▶ [Data extracts]:
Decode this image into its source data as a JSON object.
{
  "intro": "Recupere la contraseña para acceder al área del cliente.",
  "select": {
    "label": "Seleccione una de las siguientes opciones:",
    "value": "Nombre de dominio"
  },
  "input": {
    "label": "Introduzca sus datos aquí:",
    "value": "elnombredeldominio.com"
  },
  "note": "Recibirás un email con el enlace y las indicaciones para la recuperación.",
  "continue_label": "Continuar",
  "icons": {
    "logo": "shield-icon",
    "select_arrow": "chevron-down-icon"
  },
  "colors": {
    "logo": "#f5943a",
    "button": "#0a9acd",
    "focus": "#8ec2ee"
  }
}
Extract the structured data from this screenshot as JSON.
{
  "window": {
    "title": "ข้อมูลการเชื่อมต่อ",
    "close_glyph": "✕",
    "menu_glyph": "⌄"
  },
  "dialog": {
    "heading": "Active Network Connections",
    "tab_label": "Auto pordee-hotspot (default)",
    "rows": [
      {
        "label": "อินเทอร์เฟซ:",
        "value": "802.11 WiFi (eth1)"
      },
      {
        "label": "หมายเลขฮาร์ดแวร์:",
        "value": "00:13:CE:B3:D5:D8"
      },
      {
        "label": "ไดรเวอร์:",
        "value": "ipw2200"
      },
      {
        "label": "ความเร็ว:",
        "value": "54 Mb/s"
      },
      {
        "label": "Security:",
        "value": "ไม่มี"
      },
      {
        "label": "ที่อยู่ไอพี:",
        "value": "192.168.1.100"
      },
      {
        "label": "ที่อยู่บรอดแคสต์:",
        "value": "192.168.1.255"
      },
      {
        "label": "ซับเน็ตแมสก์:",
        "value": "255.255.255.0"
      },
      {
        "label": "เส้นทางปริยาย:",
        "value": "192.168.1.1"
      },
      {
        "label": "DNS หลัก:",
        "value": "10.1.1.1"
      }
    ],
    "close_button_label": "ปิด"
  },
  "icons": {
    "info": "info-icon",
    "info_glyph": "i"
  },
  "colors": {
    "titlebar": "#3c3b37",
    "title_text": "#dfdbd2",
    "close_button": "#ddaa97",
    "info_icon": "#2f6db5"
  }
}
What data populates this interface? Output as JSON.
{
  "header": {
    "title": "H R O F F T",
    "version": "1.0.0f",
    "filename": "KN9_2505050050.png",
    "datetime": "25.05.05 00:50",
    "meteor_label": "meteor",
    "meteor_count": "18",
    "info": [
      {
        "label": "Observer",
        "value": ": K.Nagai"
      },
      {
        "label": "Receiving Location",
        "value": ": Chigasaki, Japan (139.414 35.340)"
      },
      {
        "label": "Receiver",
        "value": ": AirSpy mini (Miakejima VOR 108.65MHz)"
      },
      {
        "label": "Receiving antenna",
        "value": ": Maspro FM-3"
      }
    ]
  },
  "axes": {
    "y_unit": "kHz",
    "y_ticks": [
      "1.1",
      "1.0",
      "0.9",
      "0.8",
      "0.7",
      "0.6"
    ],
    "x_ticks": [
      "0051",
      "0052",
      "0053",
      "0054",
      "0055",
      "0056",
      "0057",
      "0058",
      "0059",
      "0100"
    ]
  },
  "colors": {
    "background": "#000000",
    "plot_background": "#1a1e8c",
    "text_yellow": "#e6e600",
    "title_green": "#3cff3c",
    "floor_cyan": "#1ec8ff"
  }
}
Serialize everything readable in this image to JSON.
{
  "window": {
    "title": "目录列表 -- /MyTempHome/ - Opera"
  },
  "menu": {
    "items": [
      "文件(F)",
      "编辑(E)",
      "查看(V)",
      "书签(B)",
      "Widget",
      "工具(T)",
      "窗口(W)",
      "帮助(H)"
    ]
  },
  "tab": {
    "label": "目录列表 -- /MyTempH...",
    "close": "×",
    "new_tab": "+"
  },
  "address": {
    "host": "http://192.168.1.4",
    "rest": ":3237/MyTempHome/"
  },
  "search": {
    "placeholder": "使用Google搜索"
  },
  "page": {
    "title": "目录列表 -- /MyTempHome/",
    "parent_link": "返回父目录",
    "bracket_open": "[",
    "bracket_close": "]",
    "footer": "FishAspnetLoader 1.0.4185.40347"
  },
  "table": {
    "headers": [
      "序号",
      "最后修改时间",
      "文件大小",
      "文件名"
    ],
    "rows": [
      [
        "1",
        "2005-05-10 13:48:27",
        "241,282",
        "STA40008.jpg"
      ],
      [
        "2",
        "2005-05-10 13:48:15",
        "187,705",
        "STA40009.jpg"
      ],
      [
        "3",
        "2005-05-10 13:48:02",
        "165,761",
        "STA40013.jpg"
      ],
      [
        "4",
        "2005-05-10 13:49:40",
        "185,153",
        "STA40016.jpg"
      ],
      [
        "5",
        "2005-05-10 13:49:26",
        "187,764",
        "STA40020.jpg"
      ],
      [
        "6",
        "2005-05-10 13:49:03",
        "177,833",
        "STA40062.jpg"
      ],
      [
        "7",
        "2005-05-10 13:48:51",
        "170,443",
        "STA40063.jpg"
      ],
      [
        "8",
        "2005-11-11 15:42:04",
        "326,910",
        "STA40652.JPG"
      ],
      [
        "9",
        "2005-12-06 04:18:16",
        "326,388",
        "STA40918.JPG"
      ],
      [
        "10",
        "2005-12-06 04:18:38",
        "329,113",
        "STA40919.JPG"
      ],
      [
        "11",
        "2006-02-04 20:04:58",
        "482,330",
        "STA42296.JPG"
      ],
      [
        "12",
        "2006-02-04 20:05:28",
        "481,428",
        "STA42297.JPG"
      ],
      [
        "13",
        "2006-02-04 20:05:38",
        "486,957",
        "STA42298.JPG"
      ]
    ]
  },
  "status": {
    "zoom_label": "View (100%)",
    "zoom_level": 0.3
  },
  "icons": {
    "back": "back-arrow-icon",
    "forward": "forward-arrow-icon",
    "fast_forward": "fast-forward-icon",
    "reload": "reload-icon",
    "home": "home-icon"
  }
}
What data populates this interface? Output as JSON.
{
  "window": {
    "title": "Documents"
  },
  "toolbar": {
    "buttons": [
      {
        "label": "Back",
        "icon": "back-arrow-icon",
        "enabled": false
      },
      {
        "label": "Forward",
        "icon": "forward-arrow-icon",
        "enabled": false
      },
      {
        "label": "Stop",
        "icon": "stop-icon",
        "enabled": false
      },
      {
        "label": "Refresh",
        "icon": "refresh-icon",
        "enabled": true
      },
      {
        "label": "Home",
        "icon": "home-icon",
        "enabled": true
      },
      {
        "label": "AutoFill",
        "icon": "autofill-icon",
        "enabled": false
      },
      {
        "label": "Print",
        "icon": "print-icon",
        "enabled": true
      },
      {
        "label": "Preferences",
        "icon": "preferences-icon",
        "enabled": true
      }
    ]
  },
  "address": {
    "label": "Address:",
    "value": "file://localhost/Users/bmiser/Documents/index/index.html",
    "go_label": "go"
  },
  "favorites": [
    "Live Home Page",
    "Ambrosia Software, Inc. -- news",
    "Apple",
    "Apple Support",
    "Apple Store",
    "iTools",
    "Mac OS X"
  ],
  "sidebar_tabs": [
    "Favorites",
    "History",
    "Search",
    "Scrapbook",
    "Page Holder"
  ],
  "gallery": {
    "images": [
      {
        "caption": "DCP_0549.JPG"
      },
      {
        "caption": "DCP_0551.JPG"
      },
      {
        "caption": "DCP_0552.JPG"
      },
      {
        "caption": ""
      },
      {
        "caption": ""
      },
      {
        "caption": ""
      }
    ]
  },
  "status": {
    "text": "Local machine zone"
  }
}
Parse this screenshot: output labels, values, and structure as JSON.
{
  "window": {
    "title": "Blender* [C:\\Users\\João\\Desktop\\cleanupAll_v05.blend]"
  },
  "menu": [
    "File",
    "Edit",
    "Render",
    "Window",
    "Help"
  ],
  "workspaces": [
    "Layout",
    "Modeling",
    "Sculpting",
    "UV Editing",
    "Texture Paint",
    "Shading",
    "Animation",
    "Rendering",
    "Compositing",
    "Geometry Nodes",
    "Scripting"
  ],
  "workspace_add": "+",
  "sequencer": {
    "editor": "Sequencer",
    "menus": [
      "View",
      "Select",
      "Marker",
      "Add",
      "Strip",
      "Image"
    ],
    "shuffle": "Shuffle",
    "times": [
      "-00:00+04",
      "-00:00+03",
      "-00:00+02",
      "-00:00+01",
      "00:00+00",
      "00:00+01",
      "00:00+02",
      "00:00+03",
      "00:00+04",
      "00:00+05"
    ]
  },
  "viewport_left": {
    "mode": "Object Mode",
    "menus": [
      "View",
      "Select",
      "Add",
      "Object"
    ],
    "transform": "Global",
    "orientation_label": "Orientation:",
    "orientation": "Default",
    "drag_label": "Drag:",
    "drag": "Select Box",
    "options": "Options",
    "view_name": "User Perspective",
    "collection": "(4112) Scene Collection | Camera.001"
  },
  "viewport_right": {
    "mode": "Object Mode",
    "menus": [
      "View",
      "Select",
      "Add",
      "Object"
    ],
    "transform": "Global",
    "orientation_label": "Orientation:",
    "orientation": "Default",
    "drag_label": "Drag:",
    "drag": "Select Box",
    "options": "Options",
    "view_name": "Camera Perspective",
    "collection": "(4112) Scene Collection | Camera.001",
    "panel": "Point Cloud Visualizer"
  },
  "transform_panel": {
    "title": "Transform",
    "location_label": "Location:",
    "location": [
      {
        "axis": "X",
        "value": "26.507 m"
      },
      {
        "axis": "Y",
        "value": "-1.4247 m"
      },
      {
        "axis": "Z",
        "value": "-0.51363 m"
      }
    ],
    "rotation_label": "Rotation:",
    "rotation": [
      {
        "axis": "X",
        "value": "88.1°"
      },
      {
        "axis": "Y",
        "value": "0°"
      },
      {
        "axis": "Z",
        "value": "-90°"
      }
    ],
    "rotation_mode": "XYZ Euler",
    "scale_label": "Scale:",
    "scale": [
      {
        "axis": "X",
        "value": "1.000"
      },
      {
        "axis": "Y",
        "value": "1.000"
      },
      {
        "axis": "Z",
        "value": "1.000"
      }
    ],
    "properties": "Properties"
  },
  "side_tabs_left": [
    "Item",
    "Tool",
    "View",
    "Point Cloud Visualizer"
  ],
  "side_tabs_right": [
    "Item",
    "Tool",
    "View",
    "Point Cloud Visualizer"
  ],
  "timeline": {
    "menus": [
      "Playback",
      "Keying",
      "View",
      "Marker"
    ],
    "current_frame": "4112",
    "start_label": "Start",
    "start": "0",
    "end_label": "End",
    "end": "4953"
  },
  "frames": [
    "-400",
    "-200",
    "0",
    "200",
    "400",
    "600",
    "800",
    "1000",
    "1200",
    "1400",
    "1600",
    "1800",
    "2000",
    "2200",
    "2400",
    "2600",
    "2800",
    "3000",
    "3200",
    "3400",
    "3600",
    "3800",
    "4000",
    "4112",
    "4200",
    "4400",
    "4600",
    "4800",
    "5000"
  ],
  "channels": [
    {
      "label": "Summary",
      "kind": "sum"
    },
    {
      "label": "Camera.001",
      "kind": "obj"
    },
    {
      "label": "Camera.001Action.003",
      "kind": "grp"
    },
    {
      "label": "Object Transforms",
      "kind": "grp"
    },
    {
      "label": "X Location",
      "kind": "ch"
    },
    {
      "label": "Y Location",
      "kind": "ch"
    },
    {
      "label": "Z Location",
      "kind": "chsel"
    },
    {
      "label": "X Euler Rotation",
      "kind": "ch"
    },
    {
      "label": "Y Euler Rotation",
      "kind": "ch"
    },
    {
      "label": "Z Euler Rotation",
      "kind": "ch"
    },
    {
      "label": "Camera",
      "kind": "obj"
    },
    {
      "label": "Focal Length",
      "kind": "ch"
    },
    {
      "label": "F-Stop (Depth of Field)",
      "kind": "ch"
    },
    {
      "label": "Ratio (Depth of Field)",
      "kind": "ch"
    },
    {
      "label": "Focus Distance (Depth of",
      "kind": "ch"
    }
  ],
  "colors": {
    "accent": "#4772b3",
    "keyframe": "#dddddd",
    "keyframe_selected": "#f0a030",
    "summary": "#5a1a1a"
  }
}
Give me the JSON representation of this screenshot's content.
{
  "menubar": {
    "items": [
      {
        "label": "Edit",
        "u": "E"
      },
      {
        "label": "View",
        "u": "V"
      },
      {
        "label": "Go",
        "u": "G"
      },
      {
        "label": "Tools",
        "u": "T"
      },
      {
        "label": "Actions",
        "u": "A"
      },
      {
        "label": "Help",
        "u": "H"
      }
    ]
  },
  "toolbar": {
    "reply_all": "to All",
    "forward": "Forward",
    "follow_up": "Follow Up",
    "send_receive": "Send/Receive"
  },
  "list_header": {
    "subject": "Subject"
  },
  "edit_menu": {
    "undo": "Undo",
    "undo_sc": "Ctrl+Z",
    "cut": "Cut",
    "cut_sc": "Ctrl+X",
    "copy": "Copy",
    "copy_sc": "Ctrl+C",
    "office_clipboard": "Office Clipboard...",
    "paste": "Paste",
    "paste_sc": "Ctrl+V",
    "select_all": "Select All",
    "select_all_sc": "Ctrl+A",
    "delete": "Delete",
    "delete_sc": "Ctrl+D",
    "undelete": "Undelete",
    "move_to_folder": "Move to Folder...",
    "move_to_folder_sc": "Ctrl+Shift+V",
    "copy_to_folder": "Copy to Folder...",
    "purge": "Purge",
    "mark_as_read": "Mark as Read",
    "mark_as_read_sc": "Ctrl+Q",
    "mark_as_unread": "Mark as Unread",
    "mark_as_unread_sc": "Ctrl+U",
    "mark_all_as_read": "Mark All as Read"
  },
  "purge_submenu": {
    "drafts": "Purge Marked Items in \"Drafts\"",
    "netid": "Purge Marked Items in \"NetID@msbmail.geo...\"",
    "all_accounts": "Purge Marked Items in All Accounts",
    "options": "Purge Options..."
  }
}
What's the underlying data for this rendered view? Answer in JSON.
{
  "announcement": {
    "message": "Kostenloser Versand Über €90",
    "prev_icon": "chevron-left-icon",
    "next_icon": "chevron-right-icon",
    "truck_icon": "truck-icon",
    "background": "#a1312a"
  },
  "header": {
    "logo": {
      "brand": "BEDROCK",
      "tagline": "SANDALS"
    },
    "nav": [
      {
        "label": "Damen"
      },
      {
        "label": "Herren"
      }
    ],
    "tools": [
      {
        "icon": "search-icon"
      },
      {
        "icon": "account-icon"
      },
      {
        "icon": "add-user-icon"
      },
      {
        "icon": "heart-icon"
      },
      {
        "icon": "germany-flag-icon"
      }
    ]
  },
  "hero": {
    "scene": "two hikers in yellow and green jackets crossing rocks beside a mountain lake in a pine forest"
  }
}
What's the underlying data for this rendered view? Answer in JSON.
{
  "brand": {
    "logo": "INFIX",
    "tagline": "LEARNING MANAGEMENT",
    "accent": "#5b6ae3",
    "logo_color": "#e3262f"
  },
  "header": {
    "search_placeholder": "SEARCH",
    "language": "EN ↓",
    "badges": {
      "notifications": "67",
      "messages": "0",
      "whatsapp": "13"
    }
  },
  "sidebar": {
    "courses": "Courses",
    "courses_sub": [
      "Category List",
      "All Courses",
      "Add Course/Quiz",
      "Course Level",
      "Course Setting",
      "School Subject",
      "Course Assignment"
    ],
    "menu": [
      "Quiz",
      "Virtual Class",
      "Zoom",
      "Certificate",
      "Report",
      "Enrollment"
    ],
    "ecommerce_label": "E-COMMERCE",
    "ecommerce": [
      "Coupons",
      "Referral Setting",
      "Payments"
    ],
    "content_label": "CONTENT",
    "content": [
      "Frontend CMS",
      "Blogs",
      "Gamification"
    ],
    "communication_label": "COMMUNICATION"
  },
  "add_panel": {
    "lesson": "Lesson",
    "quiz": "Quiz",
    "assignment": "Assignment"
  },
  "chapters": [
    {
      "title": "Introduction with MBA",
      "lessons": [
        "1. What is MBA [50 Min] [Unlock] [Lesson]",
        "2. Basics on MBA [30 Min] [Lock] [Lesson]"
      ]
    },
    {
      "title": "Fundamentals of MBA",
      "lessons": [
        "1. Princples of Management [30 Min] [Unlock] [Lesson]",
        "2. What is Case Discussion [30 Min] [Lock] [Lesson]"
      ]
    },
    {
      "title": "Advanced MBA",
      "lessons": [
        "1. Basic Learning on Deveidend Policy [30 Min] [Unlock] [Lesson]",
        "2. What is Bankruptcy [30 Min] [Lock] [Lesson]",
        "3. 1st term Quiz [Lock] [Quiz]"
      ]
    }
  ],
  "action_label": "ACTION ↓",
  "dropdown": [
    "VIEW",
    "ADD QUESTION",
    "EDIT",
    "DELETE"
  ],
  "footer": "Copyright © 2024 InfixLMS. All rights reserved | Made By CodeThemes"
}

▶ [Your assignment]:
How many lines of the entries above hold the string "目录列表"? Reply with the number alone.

▶ [Answer to this task]:
3